*** MATERIAL SUPPLIED
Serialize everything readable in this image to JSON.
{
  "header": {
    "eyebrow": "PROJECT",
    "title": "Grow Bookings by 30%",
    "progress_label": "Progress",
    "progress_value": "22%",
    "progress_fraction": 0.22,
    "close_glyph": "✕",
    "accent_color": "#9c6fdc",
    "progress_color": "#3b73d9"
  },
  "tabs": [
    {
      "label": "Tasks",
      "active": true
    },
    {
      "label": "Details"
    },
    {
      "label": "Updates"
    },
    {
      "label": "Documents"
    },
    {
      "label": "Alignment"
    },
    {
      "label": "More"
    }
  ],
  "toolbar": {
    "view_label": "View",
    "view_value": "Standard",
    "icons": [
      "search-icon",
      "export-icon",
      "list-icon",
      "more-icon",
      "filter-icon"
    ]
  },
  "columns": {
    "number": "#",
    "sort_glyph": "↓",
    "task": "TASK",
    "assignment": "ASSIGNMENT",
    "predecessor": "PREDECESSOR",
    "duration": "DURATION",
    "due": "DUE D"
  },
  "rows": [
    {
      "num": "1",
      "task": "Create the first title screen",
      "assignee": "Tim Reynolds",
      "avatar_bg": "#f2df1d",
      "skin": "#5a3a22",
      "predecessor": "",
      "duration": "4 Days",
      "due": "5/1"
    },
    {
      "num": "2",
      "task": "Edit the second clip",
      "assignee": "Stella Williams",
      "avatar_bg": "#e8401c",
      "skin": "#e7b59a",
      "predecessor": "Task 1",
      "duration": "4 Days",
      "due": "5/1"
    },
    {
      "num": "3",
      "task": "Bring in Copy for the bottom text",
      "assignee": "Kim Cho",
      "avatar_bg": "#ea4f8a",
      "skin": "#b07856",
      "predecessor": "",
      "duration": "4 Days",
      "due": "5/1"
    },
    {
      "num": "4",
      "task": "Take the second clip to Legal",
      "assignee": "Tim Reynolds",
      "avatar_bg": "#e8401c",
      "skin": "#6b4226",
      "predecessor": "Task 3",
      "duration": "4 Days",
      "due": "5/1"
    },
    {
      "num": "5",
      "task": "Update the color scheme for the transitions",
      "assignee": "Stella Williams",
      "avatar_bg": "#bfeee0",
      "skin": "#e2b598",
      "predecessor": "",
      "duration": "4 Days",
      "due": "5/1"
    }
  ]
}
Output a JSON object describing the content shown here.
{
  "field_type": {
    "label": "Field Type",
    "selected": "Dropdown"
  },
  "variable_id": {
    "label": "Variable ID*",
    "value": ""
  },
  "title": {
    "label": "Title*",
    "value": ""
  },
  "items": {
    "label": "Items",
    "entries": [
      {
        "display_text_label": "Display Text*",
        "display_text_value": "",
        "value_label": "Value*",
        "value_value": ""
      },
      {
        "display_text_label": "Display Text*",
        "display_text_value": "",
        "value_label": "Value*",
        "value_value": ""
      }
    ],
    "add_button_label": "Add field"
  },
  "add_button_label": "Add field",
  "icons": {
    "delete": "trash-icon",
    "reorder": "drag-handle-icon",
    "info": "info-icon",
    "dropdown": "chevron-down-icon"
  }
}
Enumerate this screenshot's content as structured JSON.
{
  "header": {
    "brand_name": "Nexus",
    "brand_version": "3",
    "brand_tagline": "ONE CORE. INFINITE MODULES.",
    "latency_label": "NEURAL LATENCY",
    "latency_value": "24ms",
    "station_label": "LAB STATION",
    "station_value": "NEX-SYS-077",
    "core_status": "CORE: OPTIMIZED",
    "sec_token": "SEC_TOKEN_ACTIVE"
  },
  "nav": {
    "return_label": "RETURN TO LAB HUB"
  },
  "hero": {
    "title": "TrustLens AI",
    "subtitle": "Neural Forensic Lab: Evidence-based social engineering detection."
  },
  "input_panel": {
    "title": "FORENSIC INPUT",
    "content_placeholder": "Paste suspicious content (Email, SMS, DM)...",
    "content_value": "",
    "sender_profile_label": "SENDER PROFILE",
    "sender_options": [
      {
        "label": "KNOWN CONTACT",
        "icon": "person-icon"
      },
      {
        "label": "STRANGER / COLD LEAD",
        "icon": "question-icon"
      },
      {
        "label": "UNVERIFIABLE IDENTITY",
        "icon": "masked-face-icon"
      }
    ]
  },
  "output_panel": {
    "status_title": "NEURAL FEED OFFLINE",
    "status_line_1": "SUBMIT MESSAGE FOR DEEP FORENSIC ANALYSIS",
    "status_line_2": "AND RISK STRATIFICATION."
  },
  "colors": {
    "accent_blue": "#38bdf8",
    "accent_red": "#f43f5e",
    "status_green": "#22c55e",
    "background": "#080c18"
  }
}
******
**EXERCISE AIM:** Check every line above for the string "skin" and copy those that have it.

**YOUR RESPONSE:**
      "skin": "#5a3a22",
      "skin": "#e7b59a",
      "skin": "#b07856",
      "skin": "#6b4226",
      "skin": "#e2b598",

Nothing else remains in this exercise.